At a 4% FCF yield on paper, ICE may not appear to be the most enticing name, though adjusting that figure for the impact of BKI points to something more alluring. It’s worth stepping back from the quarter-to-quarter noise and gyrations and articulating what this company represents:
Diverse operations across three operating segments that are all entrenched and benefiting from numerous long-term trends and tailwinds; becoming more important as the world becomes more complex.
Continued prioritization and shift from transactional and cyclical revenues to stable recurring revenues.
Incremental buildout of value-added offerings across all segments, providing long-term pricing power.
Absurdly high-margin activities that ultimately convert heavily to free cash flow.
This is a machine set to slowly return capital to shareholders while continuing to acquire and build quality assets. Last October, I wrote:

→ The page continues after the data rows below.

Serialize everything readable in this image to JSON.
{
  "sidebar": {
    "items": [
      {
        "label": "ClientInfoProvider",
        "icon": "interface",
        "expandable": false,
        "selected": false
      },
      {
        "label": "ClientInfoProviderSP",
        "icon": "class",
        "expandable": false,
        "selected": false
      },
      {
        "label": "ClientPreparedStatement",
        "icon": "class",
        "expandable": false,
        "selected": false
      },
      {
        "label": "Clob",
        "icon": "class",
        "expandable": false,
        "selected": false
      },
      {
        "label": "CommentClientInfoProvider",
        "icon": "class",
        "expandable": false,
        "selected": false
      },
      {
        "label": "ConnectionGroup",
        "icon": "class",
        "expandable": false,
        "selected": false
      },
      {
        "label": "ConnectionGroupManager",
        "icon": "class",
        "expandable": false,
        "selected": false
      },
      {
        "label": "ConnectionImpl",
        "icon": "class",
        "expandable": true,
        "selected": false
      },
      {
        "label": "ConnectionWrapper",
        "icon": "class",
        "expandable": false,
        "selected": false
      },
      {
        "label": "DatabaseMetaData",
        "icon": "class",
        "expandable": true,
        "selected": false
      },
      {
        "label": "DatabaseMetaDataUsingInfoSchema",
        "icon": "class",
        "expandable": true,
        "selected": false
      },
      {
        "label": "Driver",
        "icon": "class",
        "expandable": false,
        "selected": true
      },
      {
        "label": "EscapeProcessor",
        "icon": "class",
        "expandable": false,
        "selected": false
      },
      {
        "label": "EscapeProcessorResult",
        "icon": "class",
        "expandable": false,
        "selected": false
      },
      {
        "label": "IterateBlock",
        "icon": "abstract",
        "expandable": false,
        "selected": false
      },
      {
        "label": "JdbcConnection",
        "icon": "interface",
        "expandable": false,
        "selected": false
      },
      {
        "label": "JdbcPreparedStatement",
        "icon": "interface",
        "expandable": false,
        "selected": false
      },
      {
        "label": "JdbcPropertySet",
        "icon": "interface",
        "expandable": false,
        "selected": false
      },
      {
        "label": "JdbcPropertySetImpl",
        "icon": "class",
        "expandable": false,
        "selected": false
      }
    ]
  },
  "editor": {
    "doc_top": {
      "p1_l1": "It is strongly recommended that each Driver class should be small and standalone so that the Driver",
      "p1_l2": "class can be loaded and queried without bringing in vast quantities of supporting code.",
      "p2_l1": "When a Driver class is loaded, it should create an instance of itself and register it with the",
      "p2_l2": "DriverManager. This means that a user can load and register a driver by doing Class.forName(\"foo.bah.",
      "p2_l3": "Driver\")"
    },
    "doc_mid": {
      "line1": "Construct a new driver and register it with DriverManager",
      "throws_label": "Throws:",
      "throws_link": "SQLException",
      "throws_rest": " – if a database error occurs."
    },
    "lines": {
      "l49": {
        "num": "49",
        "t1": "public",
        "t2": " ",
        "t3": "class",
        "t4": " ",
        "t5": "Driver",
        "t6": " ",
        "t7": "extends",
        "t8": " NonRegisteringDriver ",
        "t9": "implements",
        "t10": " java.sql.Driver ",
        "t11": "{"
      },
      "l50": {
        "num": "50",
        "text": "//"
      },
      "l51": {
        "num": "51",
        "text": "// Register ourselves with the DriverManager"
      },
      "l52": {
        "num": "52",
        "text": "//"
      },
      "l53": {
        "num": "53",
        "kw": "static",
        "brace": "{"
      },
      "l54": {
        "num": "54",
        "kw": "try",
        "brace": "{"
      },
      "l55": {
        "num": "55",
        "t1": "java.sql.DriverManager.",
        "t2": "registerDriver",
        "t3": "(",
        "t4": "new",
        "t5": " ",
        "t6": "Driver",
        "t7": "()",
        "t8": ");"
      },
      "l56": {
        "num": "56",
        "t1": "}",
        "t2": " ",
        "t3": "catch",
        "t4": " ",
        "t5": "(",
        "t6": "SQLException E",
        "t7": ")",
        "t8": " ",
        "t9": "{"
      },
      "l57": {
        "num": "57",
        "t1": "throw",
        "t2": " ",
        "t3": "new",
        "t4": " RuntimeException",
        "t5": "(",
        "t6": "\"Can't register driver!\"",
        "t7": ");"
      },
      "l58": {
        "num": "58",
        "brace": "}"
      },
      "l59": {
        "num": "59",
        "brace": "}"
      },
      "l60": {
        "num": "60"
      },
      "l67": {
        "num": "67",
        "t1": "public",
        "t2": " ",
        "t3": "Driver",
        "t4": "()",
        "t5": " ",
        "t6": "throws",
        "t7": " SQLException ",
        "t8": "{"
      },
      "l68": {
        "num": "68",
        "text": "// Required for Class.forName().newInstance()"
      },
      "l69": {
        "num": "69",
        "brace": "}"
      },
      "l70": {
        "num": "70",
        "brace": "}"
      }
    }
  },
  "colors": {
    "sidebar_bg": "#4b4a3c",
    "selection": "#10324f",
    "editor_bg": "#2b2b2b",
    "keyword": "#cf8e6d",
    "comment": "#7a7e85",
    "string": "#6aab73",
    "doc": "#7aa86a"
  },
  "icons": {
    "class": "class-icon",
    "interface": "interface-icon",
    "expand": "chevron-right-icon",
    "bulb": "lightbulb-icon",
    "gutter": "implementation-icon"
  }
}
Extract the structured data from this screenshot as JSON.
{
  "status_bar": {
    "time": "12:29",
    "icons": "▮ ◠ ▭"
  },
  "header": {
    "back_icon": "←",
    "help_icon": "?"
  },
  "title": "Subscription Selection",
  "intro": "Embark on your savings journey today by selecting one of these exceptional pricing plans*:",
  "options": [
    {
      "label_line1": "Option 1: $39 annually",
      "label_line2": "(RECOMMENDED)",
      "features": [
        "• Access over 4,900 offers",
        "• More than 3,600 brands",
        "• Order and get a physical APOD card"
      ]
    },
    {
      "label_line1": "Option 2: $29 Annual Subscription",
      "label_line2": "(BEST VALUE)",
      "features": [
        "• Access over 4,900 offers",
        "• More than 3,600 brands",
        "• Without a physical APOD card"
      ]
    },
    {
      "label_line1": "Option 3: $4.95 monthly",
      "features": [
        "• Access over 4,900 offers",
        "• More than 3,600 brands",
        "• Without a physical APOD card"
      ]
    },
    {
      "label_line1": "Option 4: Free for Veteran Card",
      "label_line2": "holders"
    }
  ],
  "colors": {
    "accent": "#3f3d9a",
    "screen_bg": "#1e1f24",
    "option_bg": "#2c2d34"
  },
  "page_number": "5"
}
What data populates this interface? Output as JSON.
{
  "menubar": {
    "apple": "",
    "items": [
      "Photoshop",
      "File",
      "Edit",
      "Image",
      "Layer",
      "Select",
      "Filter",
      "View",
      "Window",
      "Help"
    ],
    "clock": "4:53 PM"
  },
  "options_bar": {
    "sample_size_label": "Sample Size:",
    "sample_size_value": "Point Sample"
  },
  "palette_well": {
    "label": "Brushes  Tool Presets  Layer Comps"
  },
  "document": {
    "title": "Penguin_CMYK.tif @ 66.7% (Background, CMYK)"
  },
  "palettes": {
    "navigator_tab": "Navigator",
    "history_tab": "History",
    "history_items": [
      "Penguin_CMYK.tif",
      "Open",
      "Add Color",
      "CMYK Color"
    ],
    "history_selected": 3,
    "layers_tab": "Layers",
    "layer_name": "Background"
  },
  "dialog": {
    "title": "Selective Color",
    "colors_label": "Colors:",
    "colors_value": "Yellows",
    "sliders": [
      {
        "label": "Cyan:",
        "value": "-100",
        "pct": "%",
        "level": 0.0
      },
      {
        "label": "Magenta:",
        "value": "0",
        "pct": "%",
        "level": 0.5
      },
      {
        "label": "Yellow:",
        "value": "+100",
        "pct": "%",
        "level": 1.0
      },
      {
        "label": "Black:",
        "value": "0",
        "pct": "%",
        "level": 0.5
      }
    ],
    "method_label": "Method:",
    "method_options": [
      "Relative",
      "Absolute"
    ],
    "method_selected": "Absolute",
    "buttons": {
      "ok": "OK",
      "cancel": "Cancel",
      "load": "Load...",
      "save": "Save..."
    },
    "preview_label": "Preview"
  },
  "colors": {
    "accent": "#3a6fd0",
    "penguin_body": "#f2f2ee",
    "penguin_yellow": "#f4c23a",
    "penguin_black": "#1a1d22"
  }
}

The company pushed hard into energy markets after the fall of Enron.
It charged into credit default swaps during the 2008 financial crisis.
And now, ICE is stepping on the accelerator in the mortgage ecosystem as rates continue to rise and real estate prices waver.
There continues to be limited enthusiasm for the current deal to close. Undoubtedly, the world is fixated on the short-term and not the full future cycles. That is likely to change the next time mortgages heat up. And when the next market crisis hits? You can expect Jeffrey Sprecher and ICE to be looking for targets.
If you enjoyed reading, hit “♡ like” and share this piece with someone.
At the time of publishing this piece, I own positions in Intercontinental Exchange.
This publication’s content is for entertainment and educational purposes only. I am not a licensed investment professional. Nothing produced under the Invariant brand should be thought of as investment advice. Do your own research. All content is subject to interpretation.